*Work task*.
Please show all lines of the records that include "SigA".

BEGIN Data section

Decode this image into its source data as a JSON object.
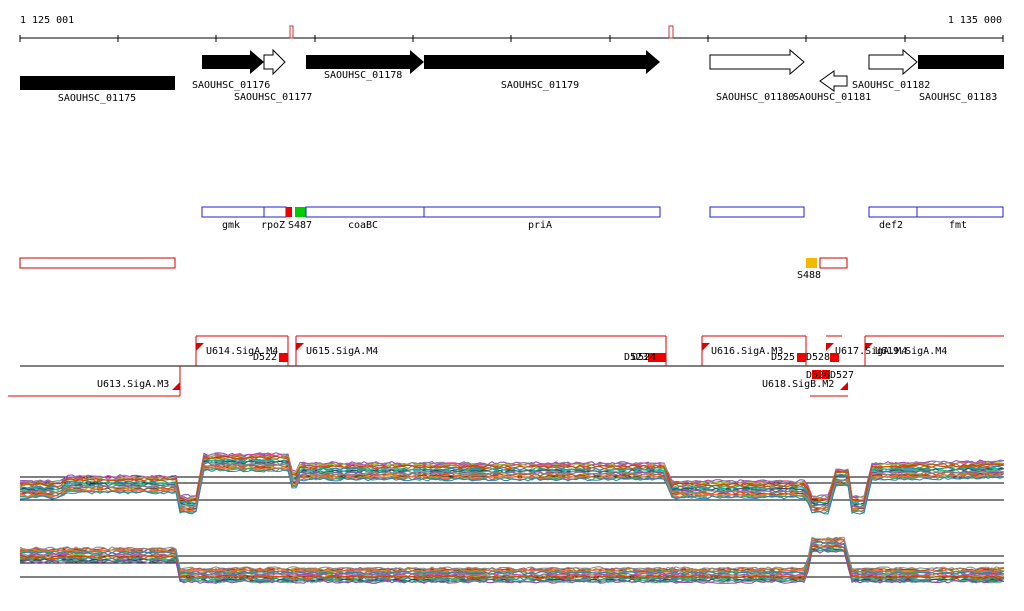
{
  "ruler": {
    "start_label": "1 125 001",
    "end_label": "1 135 000"
  },
  "genes": [
    {
      "label": "SAOUHSC_01175",
      "strand": "none",
      "fill": "black"
    },
    {
      "label": "SAOUHSC_01176",
      "strand": "+",
      "fill": "black"
    },
    {
      "label": "SAOUHSC_01177",
      "strand": "+",
      "fill": "white"
    },
    {
      "label": "SAOUHSC_01178",
      "strand": "+",
      "fill": "black"
    },
    {
      "label": "SAOUHSC_01179",
      "strand": "+",
      "fill": "black"
    },
    {
      "label": "SAOUHSC_01180",
      "strand": "+",
      "fill": "white"
    },
    {
      "label": "SAOUHSC_01181",
      "strand": "-",
      "fill": "white"
    },
    {
      "label": "SAOUHSC_01182",
      "strand": "+",
      "fill": "white"
    },
    {
      "label": "SAOUHSC_01183",
      "strand": "none",
      "fill": "black"
    }
  ],
  "gene_names": [
    "gmk",
    "rpoZ",
    "S487",
    "coaBC",
    "priA",
    "def2",
    "fmt"
  ],
  "lower_features": [
    "S488"
  ],
  "segments": [
    "U613.SigA.M3",
    "U614.SigA.M4",
    "U615.SigA.M4",
    "U616.SigA.M3",
    "U617.SigA.M4",
    "U618.SigB.M2",
    "U619.SigA.M4"
  ],
  "small_features": [
    "D522",
    "D523",
    "D524",
    "D525",
    "D526",
    "D527",
    "D528"
  ],
  "colors": {
    "gene_box": "#2222cc",
    "feature_red": "#ee0000",
    "feature_green": "#00cc00",
    "feature_orange": "#f5b800",
    "segment_line": "#dd0000",
    "outline_red": "#cc0000"
  }
}
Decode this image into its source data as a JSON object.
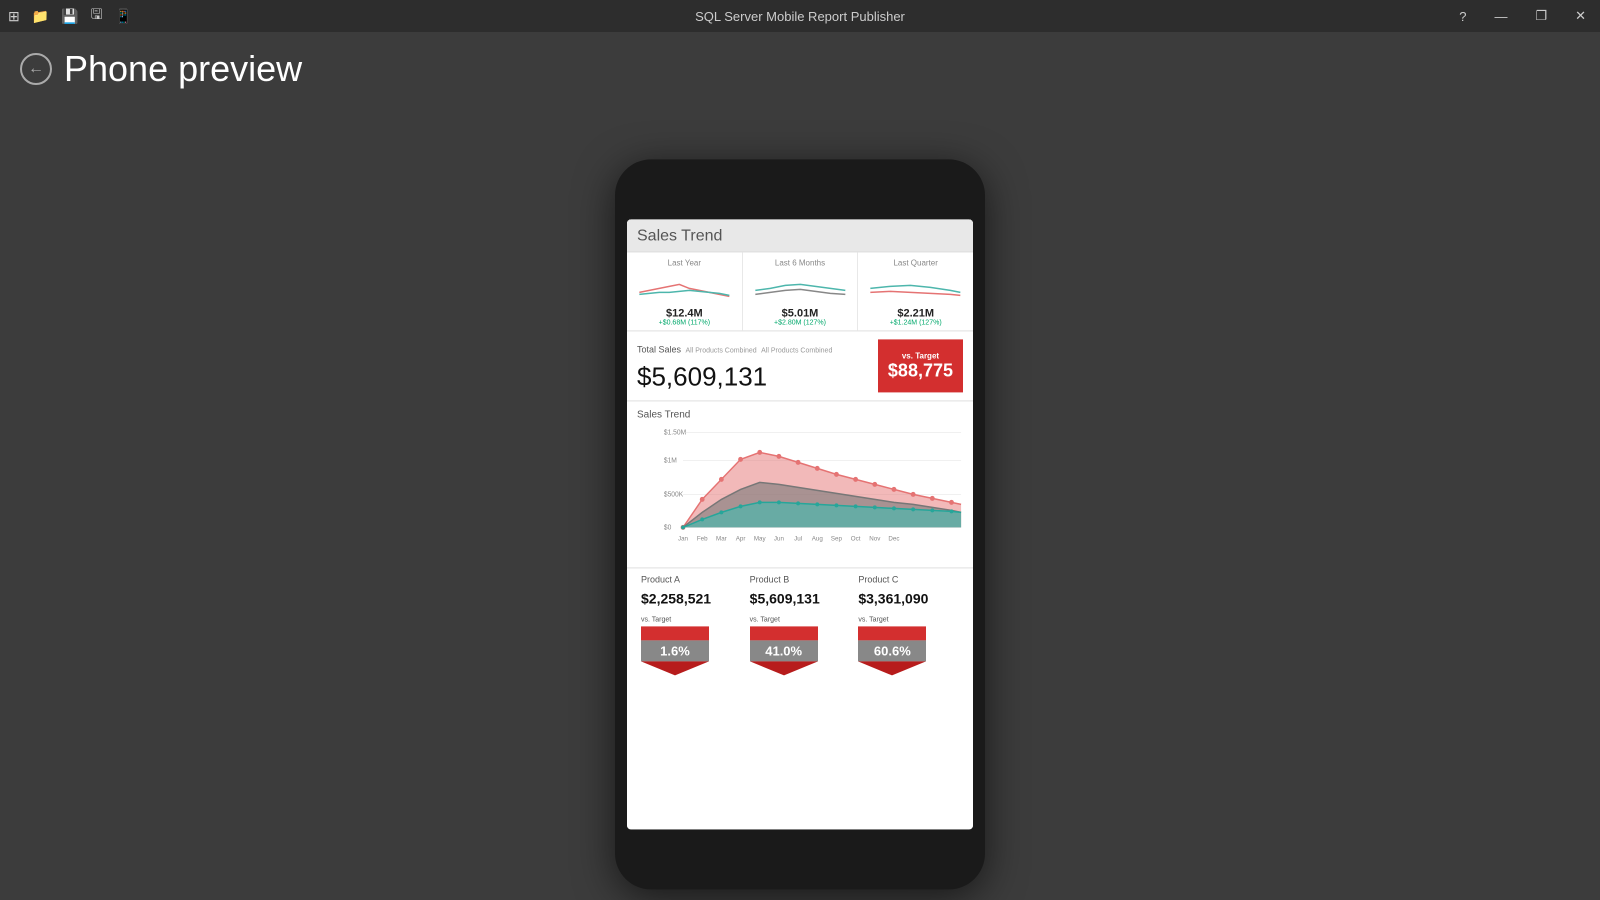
{
  "titlebar": {
    "title": "SQL Server Mobile Report Publisher",
    "icons": [
      "grid-icon",
      "folder-icon",
      "save-icon",
      "save-as-icon",
      "mobile-icon"
    ],
    "buttons": [
      "help-btn",
      "minimize-btn",
      "restore-btn",
      "close-btn"
    ],
    "help_label": "?",
    "minimize_label": "—",
    "restore_label": "❐",
    "close_label": "✕"
  },
  "page": {
    "title": "Phone preview",
    "back_label": "←"
  },
  "report": {
    "header_title": "Sales Trend",
    "mini_charts": [
      {
        "label": "Last Year",
        "value": "$12.4M",
        "delta": "+$0.68M (117%)"
      },
      {
        "label": "Last 6 Months",
        "value": "$5.01M",
        "delta": "+$2.80M (127%)"
      },
      {
        "label": "Last Quarter",
        "value": "$2.21M",
        "delta": "+$1.24M (127%)"
      }
    ],
    "total_sales_label": "Total Sales",
    "total_sales_sublabel": "All Products Combined",
    "total_sales_value": "$5,609,131",
    "vs_target_label": "vs. Target",
    "vs_target_value": "$88,775",
    "trend_chart_title": "Sales Trend",
    "trend_y_labels": [
      "$1.50M",
      "$1M",
      "$500K",
      "$0"
    ],
    "trend_x_labels": [
      "Jan",
      "Feb",
      "Mar",
      "Apr",
      "May",
      "Jun",
      "Jul",
      "Aug",
      "Sep",
      "Oct",
      "Nov",
      "Dec"
    ],
    "products": [
      {
        "name": "Product A",
        "value": "$2,258,521",
        "vs_target_label": "vs. Target",
        "badge": "1.6%"
      },
      {
        "name": "Product B",
        "value": "$5,609,131",
        "vs_target_label": "vs. Target",
        "badge": "41.0%"
      },
      {
        "name": "Product C",
        "value": "$3,361,090",
        "vs_target_label": "vs. Target",
        "badge": "60.6%"
      }
    ]
  }
}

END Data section

*Task output*.
    "U613.SigA.M3",
    "U614.SigA.M4",
    "U615.SigA.M4",
    "U616.SigA.M3",
    "U617.SigA.M4",
    "U619.SigA.M4"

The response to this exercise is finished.